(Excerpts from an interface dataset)
((

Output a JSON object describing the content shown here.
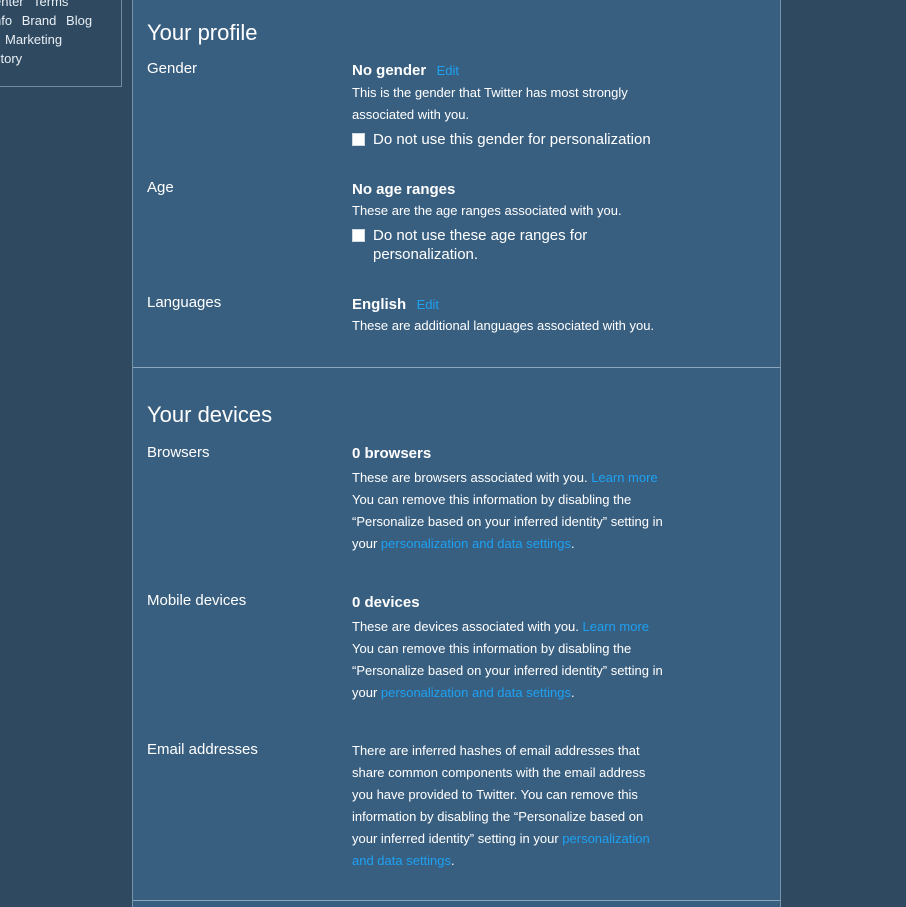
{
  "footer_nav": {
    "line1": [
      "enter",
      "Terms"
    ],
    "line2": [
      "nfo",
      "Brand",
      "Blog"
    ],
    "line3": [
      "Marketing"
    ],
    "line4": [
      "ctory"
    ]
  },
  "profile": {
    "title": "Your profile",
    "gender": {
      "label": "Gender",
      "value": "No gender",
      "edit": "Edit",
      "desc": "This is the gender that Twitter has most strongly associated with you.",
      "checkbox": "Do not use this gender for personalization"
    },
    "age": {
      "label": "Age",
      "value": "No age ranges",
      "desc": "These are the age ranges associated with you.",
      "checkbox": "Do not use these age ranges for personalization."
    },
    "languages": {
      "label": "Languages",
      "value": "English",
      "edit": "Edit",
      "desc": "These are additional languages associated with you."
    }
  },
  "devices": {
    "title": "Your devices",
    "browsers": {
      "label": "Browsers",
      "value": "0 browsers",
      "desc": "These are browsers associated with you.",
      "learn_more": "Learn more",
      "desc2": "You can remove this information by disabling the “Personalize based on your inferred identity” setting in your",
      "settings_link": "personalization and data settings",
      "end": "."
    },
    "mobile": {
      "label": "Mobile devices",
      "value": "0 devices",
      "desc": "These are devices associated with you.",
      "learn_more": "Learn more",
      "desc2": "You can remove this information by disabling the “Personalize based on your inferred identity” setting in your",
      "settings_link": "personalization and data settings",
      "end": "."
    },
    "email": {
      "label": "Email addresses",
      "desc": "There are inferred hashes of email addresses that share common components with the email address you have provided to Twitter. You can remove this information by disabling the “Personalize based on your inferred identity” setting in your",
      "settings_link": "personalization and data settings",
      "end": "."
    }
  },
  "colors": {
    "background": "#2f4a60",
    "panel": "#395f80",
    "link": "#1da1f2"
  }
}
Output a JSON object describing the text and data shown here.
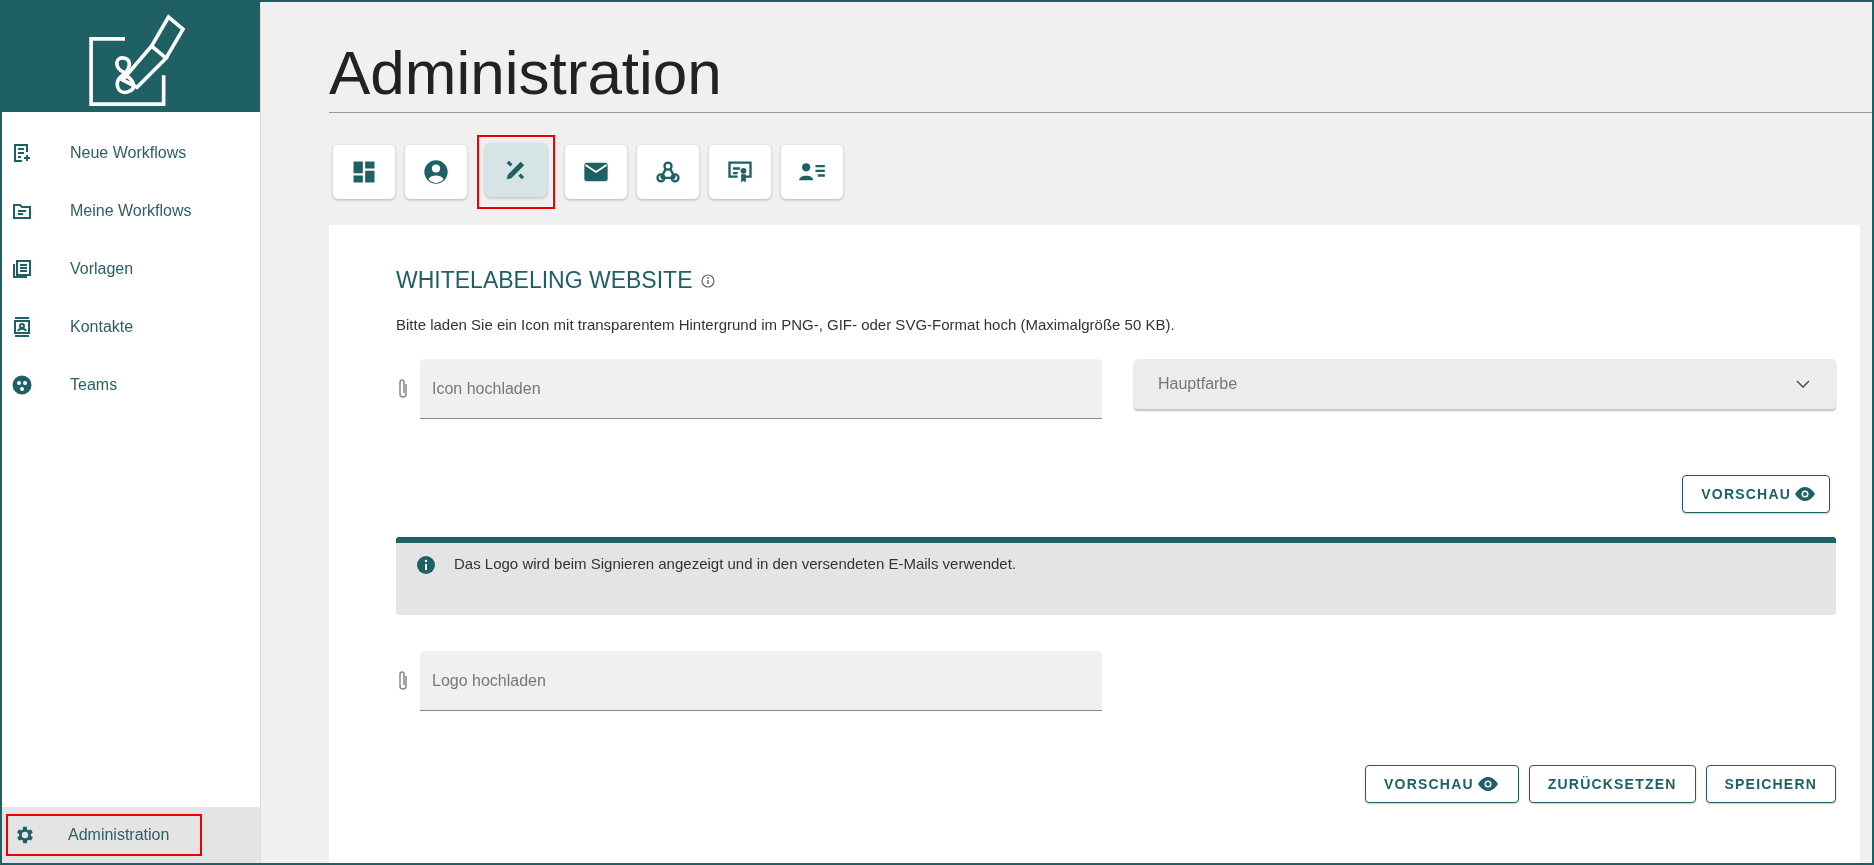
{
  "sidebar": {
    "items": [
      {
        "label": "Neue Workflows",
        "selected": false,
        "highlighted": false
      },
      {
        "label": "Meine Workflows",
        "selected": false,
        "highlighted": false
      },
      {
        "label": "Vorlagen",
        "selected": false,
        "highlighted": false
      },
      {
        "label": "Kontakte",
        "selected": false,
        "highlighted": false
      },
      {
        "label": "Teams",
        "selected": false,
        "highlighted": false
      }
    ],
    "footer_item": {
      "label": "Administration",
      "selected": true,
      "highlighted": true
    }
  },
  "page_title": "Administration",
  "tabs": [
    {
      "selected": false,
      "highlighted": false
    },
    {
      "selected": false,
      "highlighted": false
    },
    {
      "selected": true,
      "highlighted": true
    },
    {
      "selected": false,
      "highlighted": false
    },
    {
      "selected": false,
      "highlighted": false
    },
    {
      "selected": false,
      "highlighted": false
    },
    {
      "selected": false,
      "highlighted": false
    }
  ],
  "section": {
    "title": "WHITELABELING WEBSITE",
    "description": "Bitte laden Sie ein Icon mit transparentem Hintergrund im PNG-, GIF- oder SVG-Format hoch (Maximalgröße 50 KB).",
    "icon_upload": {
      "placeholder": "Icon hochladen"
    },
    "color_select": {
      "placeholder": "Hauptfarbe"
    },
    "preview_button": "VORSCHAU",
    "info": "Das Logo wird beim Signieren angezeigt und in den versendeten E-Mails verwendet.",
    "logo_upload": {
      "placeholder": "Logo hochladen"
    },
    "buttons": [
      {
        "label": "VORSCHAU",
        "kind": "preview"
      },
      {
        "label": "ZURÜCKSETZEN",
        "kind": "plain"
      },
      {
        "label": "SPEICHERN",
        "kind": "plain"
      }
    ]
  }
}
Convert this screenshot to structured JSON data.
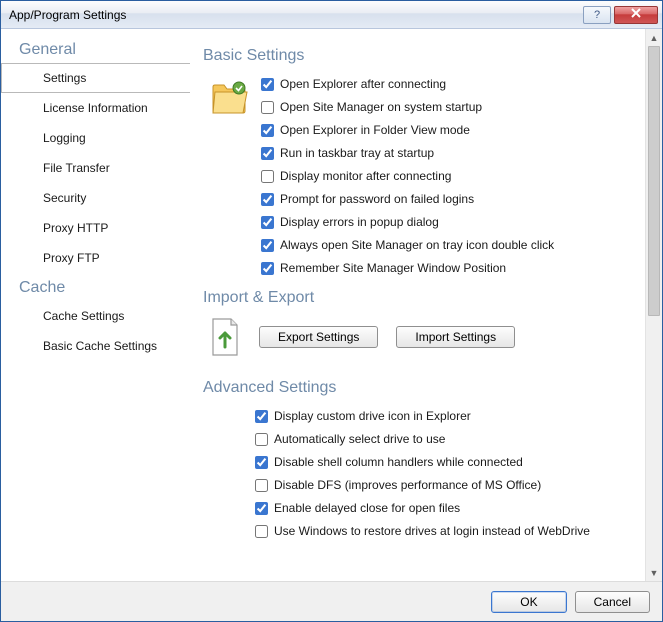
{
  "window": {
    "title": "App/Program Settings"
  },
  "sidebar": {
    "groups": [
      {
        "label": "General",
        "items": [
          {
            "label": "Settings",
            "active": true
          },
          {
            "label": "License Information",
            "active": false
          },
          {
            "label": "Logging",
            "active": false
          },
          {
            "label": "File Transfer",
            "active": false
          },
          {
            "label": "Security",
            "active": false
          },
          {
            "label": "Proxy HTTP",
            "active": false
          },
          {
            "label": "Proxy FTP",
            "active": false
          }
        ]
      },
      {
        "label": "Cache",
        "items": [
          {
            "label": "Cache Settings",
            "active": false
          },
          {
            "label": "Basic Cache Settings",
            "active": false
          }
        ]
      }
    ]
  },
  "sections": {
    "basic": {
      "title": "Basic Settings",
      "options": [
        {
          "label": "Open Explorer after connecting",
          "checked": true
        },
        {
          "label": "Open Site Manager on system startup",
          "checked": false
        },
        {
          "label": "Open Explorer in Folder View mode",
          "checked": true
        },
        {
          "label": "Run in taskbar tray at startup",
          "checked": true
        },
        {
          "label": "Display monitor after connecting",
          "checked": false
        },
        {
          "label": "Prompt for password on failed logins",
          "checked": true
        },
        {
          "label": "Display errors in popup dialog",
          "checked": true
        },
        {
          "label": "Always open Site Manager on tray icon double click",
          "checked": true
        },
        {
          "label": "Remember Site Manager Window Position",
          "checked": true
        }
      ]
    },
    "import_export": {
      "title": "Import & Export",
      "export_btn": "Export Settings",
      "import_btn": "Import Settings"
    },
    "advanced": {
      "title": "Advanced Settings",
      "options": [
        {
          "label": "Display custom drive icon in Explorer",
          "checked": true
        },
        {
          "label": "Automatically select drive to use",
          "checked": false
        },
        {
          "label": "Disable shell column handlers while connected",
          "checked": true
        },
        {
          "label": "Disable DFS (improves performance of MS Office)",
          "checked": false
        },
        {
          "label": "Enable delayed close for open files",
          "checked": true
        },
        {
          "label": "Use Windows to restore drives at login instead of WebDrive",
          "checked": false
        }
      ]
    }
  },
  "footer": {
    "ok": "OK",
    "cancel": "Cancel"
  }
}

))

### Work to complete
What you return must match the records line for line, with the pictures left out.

### Output for this task
Output a JSON object describing the content shown here.
{
  "footer_nav": {
    "line1": [
      "enter",
      "Terms"
    ],
    "line2": [
      "nfo",
      "Brand",
      "Blog"
    ],
    "line3": [
      "Marketing"
    ],
    "line4": [
      "ctory"
    ]
  },
  "profile": {
    "title": "Your profile",
    "gender": {
      "label": "Gender",
      "value": "No gender",
      "edit": "Edit",
      "desc": "This is the gender that Twitter has most strongly associated with you.",
      "checkbox": "Do not use this gender for personalization"
    },
    "age": {
      "label": "Age",
      "value": "No age ranges",
      "desc": "These are the age ranges associated with you.",
      "checkbox": "Do not use these age ranges for personalization."
    },
    "languages": {
      "label": "Languages",
      "value": "English",
      "edit": "Edit",
      "desc": "These are additional languages associated with you."
    }
  },
  "devices": {
    "title": "Your devices",
    "browsers": {
      "label": "Browsers",
      "value": "0 browsers",
      "desc": "These are browsers associated with you.",
      "learn_more": "Learn more",
      "desc2": "You can remove this information by disabling the “Personalize based on your inferred identity” setting in your",
      "settings_link": "personalization and data settings",
      "end": "."
    },
    "mobile": {
      "label": "Mobile devices",
      "value": "0 devices",
      "desc": "These are devices associated with you.",
      "learn_more": "Learn more",
      "desc2": "You can remove this information by disabling the “Personalize based on your inferred identity” setting in your",
      "settings_link": "personalization and data settings",
      "end": "."
    },
    "email": {
      "label": "Email addresses",
      "desc": "There are inferred hashes of email addresses that share common components with the email address you have provided to Twitter. You can remove this information by disabling the “Personalize based on your inferred identity” setting in your",
      "settings_link": "personalization and data settings",
      "end": "."
    }
  },
  "colors": {
    "background": "#2f4a60",
    "panel": "#395f80",
    "link": "#1da1f2"
  }
}
Output a JSON object describing the text and data shown here.
{
  "sidebar": {
    "items": [
      {
        "label": "Neue Workflows",
        "selected": false,
        "highlighted": false
      },
      {
        "label": "Meine Workflows",
        "selected": false,
        "highlighted": false
      },
      {
        "label": "Vorlagen",
        "selected": false,
        "highlighted": false
      },
      {
        "label": "Kontakte",
        "selected": false,
        "highlighted": false
      },
      {
        "label": "Teams",
        "selected": false,
        "highlighted": false
      }
    ],
    "footer_item": {
      "label": "Administration",
      "selected": true,
      "highlighted": true
    }
  },
  "page_title": "Administration",
  "tabs": [
    {
      "selected": false,
      "highlighted": false
    },
    {
      "selected": false,
      "highlighted": false
    },
    {
      "selected": true,
      "highlighted": true
    },
    {
      "selected": false,
      "highlighted": false
    },
    {
      "selected": false,
      "highlighted": false
    },
    {
      "selected": false,
      "highlighted": false
    },
    {
      "selected": false,
      "highlighted": false
    }
  ],
  "section": {
    "title": "WHITELABELING WEBSITE",
    "description": "Bitte laden Sie ein Icon mit transparentem Hintergrund im PNG-, GIF- oder SVG-Format hoch (Maximalgröße 50 KB).",
    "icon_upload": {
      "placeholder": "Icon hochladen"
    },
    "color_select": {
      "placeholder": "Hauptfarbe"
    },
    "preview_button": "VORSCHAU",
    "info": "Das Logo wird beim Signieren angezeigt und in den versendeten E-Mails verwendet.",
    "logo_upload": {
      "placeholder": "Logo hochladen"
    },
    "buttons": [
      {
        "label": "VORSCHAU",
        "kind": "preview"
      },
      {
        "label": "ZURÜCKSETZEN",
        "kind": "plain"
      },
      {
        "label": "SPEICHERN",
        "kind": "plain"
      }
    ]
  }
}
Convert this screenshot to structured JSON data.
{
  "window": {
    "title": "App/Program Settings"
  },
  "sidebar": {
    "groups": [
      {
        "label": "General",
        "items": [
          {
            "label": "Settings",
            "active": true
          },
          {
            "label": "License Information",
            "active": false
          },
          {
            "label": "Logging",
            "active": false
          },
          {
            "label": "File Transfer",
            "active": false
          },
          {
            "label": "Security",
            "active": false
          },
          {
            "label": "Proxy HTTP",
            "active": false
          },
          {
            "label": "Proxy FTP",
            "active": false
          }
        ]
      },
      {
        "label": "Cache",
        "items": [
          {
            "label": "Cache Settings",
            "active": false
          },
          {
            "label": "Basic Cache Settings",
            "active": false
          }
        ]
      }
    ]
  },
  "sections": {
    "basic": {
      "title": "Basic Settings",
      "options": [
        {
          "label": "Open Explorer after connecting",
          "checked": true
        },
        {
          "label": "Open Site Manager on system startup",
          "checked": false
        },
        {
          "label": "Open Explorer in Folder View mode",
          "checked": true
        },
        {
          "label": "Run in taskbar tray at startup",
          "checked": true
        },
        {
          "label": "Display monitor after connecting",
          "checked": false
        },
        {
          "label": "Prompt for password on failed logins",
          "checked": true
        },
        {
          "label": "Display errors in popup dialog",
          "checked": true
        },
        {
          "label": "Always open Site Manager on tray icon double click",
          "checked": true
        },
        {
          "label": "Remember Site Manager Window Position",
          "checked": true
        }
      ]
    },
    "import_export": {
      "title": "Import & Export",
      "export_btn": "Export Settings",
      "import_btn": "Import Settings"
    },
    "advanced": {
      "title": "Advanced Settings",
      "options": [
        {
          "label": "Display custom drive icon in Explorer",
          "checked": true
        },
        {
          "label": "Automatically select drive to use",
          "checked": false
        },
        {
          "label": "Disable shell column handlers while connected",
          "checked": true
        },
        {
          "label": "Disable DFS (improves performance of MS Office)",
          "checked": false
        },
        {
          "label": "Enable delayed close for open files",
          "checked": true
        },
        {
          "label": "Use Windows to restore drives at login instead of WebDrive",
          "checked": false
        }
      ]
    }
  },
  "footer": {
    "ok": "OK",
    "cancel": "Cancel"
  }
}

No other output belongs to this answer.